§ **Work to complete**: The lines to copy are those with "this" in them. Pull each one from the entries below.

_____

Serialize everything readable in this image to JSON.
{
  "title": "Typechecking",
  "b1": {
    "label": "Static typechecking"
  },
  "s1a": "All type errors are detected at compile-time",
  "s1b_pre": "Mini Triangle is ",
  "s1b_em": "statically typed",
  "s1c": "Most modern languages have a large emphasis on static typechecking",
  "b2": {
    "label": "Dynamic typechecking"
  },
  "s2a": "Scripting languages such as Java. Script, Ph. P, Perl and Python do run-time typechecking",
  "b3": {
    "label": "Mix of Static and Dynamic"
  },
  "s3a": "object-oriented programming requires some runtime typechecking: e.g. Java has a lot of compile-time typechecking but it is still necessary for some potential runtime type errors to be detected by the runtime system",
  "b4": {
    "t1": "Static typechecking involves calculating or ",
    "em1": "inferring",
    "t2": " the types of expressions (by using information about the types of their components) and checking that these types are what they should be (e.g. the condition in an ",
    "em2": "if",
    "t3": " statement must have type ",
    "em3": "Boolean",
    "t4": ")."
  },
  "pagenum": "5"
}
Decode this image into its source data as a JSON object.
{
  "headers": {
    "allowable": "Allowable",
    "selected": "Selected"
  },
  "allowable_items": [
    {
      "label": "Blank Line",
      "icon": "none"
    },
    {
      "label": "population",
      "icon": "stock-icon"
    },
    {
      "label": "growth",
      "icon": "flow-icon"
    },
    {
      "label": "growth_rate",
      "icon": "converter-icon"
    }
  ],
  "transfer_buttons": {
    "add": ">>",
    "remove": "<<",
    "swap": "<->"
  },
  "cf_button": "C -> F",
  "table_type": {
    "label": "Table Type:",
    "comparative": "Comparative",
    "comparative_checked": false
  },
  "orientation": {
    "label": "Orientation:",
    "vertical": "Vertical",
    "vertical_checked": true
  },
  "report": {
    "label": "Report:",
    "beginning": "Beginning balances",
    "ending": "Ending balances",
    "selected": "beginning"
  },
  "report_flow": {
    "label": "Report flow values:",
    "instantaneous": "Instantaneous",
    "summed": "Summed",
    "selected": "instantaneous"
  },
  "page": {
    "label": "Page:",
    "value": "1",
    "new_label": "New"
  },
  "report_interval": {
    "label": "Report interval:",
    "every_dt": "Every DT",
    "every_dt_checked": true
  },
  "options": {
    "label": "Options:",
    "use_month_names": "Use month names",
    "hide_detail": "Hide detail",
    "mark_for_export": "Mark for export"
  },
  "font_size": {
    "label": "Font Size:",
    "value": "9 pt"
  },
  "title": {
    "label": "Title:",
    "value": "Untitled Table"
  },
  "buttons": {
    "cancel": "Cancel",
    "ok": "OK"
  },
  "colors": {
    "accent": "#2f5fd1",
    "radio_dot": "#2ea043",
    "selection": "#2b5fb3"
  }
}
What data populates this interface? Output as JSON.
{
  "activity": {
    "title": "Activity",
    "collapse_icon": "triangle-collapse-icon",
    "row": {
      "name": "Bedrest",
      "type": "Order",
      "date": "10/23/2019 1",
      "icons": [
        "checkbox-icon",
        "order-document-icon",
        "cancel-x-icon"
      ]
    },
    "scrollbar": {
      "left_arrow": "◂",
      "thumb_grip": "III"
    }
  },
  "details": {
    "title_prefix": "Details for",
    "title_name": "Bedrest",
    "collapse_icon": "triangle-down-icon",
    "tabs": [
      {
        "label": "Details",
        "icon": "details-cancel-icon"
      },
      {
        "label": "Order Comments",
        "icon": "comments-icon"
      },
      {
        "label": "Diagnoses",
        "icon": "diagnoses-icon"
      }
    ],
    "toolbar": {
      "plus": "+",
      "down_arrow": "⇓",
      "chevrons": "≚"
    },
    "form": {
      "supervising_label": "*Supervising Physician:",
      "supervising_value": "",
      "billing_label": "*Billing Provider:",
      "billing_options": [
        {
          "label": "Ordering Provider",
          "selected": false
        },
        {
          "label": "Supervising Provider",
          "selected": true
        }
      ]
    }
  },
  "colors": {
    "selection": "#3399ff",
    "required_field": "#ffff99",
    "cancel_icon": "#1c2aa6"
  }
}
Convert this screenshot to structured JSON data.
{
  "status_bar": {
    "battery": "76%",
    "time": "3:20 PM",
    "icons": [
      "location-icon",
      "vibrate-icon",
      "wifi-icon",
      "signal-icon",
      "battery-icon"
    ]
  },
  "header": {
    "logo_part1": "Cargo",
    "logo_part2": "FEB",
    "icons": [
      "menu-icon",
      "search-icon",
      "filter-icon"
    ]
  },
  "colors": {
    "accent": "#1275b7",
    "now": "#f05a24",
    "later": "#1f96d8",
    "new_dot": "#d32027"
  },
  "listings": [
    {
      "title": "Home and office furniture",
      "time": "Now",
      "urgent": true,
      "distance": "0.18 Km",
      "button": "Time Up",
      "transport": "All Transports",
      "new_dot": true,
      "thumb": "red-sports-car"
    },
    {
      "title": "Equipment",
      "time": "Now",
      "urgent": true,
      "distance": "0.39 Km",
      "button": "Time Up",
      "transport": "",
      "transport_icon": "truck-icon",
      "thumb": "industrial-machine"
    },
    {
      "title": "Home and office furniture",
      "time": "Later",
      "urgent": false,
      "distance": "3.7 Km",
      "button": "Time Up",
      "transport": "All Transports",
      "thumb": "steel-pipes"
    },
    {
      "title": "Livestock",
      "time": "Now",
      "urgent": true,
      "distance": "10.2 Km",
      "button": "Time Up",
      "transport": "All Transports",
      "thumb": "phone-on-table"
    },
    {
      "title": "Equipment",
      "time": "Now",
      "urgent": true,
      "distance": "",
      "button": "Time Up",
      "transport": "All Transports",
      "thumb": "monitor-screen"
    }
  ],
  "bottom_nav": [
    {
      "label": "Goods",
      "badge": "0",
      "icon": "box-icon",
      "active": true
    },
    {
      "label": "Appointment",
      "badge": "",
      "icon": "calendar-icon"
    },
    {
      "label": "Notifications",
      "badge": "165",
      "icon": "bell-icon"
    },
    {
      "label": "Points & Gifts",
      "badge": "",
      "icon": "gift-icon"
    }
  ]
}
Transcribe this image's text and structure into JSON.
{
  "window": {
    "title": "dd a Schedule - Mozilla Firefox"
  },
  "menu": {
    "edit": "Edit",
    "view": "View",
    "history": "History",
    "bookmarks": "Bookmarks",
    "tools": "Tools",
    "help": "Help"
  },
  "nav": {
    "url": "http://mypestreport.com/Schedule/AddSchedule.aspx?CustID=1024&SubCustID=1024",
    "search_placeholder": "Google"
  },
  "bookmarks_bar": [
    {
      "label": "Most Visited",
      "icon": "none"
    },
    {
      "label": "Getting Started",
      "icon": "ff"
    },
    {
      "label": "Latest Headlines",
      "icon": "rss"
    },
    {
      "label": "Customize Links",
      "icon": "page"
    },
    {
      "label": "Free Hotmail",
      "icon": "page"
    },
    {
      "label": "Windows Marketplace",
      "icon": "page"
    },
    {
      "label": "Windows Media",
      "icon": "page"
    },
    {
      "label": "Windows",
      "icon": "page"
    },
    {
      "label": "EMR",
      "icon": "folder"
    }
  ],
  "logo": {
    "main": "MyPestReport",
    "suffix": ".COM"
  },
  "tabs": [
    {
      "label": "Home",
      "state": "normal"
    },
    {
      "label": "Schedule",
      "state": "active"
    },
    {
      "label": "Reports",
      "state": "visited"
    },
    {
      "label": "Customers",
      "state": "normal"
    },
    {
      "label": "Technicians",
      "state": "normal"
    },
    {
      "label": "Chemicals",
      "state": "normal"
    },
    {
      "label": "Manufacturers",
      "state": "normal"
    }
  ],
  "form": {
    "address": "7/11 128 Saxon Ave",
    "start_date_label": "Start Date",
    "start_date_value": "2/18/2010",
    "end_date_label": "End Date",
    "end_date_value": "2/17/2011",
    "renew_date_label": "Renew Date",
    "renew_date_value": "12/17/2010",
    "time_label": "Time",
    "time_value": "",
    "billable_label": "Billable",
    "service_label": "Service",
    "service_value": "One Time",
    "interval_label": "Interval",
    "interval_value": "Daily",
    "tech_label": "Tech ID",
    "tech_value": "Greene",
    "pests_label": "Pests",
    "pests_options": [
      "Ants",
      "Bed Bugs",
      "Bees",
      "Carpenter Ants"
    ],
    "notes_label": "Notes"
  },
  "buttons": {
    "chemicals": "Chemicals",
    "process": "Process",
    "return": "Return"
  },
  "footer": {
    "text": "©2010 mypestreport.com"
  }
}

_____

§ **Task output**:
Serialize everything readable in this image to JSON.
Decode this image into its source data as a JSON object.
What data populates this interface? Output as JSON.
Convert this screenshot to structured JSON data.
Transcribe this image's text and structure into JSON.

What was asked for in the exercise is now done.